This is the second time this year that reactors at Torness in East Lothian have been forced to close because of excessive seaweed. In 2011 it was closed by a swarm of jellyfish.
Reactors need large amounts of water in order to keep them cool, and to prevent them from overheating. Seawater for cooling at Torness is filtered, but when the filters get clogged, reactors have to be shut down as a safety precaution.
The station’s operator, EDF Energy, has said that one of the two 640-megawatt reactors at Torness was shut down in the early hours of this morning.
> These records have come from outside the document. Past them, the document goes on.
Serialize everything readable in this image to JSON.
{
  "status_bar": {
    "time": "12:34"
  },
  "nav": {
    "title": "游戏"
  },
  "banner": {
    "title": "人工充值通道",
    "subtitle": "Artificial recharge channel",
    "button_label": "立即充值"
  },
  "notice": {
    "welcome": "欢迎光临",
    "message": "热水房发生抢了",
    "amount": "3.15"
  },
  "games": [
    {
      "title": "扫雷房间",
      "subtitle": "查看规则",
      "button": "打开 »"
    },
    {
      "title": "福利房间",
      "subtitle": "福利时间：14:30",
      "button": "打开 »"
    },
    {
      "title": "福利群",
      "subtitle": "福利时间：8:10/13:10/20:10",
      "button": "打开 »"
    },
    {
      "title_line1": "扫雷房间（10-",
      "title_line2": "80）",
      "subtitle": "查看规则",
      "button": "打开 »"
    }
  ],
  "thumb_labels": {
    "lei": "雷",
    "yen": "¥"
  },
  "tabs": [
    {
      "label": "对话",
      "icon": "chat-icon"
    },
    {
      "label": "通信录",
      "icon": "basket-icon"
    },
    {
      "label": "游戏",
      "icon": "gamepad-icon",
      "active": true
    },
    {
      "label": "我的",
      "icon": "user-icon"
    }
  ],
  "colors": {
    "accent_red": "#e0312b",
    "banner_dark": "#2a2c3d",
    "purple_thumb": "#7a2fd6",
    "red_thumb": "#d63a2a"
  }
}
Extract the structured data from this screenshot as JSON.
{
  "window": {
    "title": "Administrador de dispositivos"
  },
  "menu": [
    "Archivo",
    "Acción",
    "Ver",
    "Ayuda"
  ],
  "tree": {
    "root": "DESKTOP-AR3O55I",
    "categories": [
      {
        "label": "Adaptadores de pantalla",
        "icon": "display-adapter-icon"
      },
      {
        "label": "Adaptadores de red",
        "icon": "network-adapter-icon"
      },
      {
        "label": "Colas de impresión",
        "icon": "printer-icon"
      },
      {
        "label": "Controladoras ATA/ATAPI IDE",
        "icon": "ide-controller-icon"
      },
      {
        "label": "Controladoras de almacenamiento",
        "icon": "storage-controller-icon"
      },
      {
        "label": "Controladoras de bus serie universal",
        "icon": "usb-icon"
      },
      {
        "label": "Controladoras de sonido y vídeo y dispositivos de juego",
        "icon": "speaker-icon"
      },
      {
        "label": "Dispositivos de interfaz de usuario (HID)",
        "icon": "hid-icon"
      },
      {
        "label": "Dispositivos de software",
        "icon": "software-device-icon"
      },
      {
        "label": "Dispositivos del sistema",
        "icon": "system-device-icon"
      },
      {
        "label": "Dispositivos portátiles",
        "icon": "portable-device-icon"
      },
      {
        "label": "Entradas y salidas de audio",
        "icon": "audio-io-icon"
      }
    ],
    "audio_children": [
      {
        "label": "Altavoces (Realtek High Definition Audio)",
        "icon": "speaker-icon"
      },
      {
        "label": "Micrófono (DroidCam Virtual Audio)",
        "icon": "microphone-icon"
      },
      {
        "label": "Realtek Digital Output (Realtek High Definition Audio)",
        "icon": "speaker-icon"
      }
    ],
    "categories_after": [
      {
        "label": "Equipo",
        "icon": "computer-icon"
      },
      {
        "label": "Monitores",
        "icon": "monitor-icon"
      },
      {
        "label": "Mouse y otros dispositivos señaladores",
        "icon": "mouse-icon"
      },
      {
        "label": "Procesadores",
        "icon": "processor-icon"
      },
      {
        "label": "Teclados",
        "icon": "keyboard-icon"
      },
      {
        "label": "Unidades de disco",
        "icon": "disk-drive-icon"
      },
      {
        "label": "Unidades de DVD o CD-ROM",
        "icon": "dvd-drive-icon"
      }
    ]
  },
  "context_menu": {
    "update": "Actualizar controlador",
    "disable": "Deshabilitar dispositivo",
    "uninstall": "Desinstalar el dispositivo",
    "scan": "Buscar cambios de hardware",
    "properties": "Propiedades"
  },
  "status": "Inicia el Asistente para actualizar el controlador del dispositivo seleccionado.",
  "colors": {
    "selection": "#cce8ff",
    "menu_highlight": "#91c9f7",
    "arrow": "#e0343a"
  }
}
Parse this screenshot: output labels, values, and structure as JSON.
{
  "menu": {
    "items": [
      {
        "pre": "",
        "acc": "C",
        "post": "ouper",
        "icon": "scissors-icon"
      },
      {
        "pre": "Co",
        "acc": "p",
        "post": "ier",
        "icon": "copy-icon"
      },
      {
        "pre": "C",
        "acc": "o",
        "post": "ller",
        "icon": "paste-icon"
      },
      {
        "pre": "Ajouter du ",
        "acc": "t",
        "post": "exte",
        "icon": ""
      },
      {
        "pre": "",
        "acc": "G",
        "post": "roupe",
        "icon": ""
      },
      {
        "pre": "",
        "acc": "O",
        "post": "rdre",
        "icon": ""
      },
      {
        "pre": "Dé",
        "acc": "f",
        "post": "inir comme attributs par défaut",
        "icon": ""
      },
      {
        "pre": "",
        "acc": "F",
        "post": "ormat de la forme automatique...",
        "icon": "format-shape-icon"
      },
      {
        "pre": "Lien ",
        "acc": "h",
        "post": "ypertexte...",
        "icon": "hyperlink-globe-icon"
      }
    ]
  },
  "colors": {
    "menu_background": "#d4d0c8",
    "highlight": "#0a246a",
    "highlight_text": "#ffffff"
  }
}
It is expected to remain down for the next seven days.
“We took reactor 2 offline at 02:20 this morning (21 November) due to increased seaweed ingress as a result of the weather conditions in the area,” said the nuclear station’s director, Paul Winkle.
“We are aware that at certain times of year with particular weather conditions in this part of the Forth Estuary, seaweed volumes can increase and enter the station’s cooling water intake system.”
He blamed the blockage on “a high swell and high winds”, saying that large amounts of seaweed were blown into the plant’s intake filters by strong northerly winds. “Seaweed ingress does impact on our electricity generation and we are carrying out work to improve the plant's capability to generate through periods of adverse weather,” he said.
Torness staff were trained to respond to this situation by taking reactors offline if necessary, he said. “In addition, the many-layered safety systems monitor conditions like this and the plant’s inbuilt mechanisms will take the unit offline automatically.”
In a letter to members of the local liaison committee, Winkle stressed that there was “optimum safety at all times”. He added: “Cooling to the reactors was maintained at all times and there were no health or environmental impacts.”
EDF Energy was criticised by the government’s nuclear safety inspectors over a seaweed blockage that closed down a Torness reactor in 2010. Inspectors identified “a number of areas where further enhancement may be possible” in the safety arrangements for dealing with seaweed.
“This latest loss of power at Torness just underlines how unreliable nuclear power is,” said Chas Booth, the green councillor for Leith and a member of the Torness local liaison committee.
“One week it’s seaweed, the next it’s jellyfish – each time it’s a different excuse. It’s absolutely clear that we can’t depend on expensive and unreliable nuclear power to keep the lights on - we need sustained investment in energy saving and renewables instead.”
Although the UK government is pressing ahead with a new nuclear power programme, the Scottish government in Edinburgh is opposed to the building of any more nuclear power stations.